> WORK INSTRUCTIONS
Nothing in the copy should be a picture; everything else in the listing is to be restated exactly.

> DATASET EXCERPTS
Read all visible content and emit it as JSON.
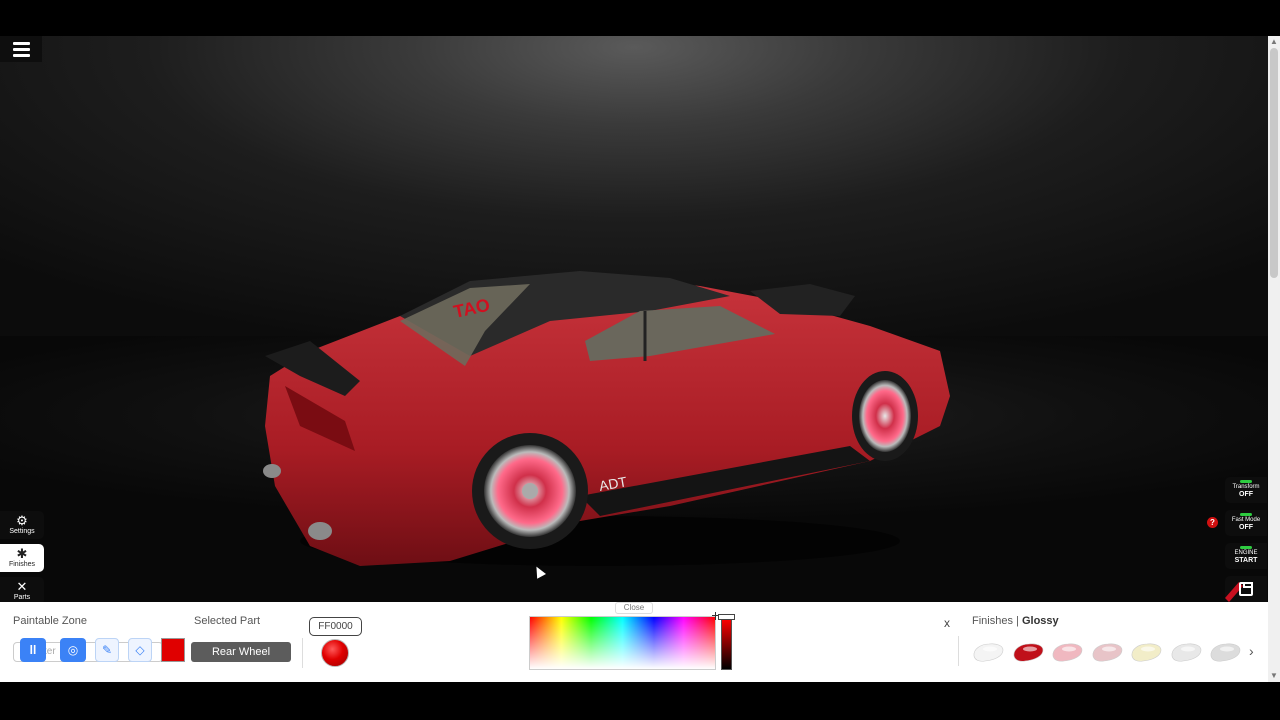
{
  "menu": {
    "icon": "hamburger-icon"
  },
  "left_toolbar": {
    "settings_label": "Settings",
    "finishes_label": "Finishes",
    "parts_label": "Parts"
  },
  "right_toolbar": {
    "transform": {
      "label": "Transform",
      "state": "OFF"
    },
    "fast_mode": {
      "label": "Fast Mode",
      "state": "OFF"
    },
    "engine": {
      "label": "ENGINE",
      "state": "START"
    },
    "help": "?",
    "led_color": "#2ecc40"
  },
  "car": {
    "body_color": "#b5202a",
    "windshield_text": "TAO",
    "side_text": "ADT"
  },
  "paint_panel": {
    "paintable_zone_label": "Paintable Zone",
    "zone_filter_placeholder": "ter",
    "selected_part_label": "Selected Part",
    "selected_part_value": "Rear Wheel",
    "hex_value": "FF0000",
    "swatch_color": "#e00000",
    "close_label": "Close"
  },
  "finishes": {
    "close": "x",
    "label": "Finishes",
    "current": "Glossy",
    "swatches": [
      {
        "name": "white-finish",
        "color": "#f4f4f4"
      },
      {
        "name": "red-finish",
        "color": "#c0101a"
      },
      {
        "name": "pink-finish",
        "color": "#f0b8c0"
      },
      {
        "name": "light-pink-finish",
        "color": "#e8c4c8"
      },
      {
        "name": "cream-finish",
        "color": "#f2edc8"
      },
      {
        "name": "silver-finish",
        "color": "#e8e8e8"
      },
      {
        "name": "grey-finish",
        "color": "#dcdcdc"
      }
    ],
    "next": "›"
  }
}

> SOLUTION FOR THIS EXERCISE
Read all visible content and emit it as JSON.
{
  "menu": {
    "icon": "hamburger-icon"
  },
  "left_toolbar": {
    "settings_label": "Settings",
    "finishes_label": "Finishes",
    "parts_label": "Parts"
  },
  "right_toolbar": {
    "transform": {
      "label": "Transform",
      "state": "OFF"
    },
    "fast_mode": {
      "label": "Fast Mode",
      "state": "OFF"
    },
    "engine": {
      "label": "ENGINE",
      "state": "START"
    },
    "help": "?",
    "led_color": "#2ecc40"
  },
  "car": {
    "body_color": "#b5202a",
    "windshield_text": "TAO",
    "side_text": "ADT"
  },
  "paint_panel": {
    "paintable_zone_label": "Paintable Zone",
    "zone_filter_placeholder": "ter",
    "selected_part_label": "Selected Part",
    "selected_part_value": "Rear Wheel",
    "hex_value": "FF0000",
    "swatch_color": "#e00000",
    "close_label": "Close"
  },
  "finishes": {
    "close": "x",
    "label": "Finishes",
    "current": "Glossy",
    "swatches": [
      {
        "name": "white-finish",
        "color": "#f4f4f4"
      },
      {
        "name": "red-finish",
        "color": "#c0101a"
      },
      {
        "name": "pink-finish",
        "color": "#f0b8c0"
      },
      {
        "name": "light-pink-finish",
        "color": "#e8c4c8"
      },
      {
        "name": "cream-finish",
        "color": "#f2edc8"
      },
      {
        "name": "silver-finish",
        "color": "#e8e8e8"
      },
      {
        "name": "grey-finish",
        "color": "#dcdcdc"
      }
    ],
    "next": "›"
  }
}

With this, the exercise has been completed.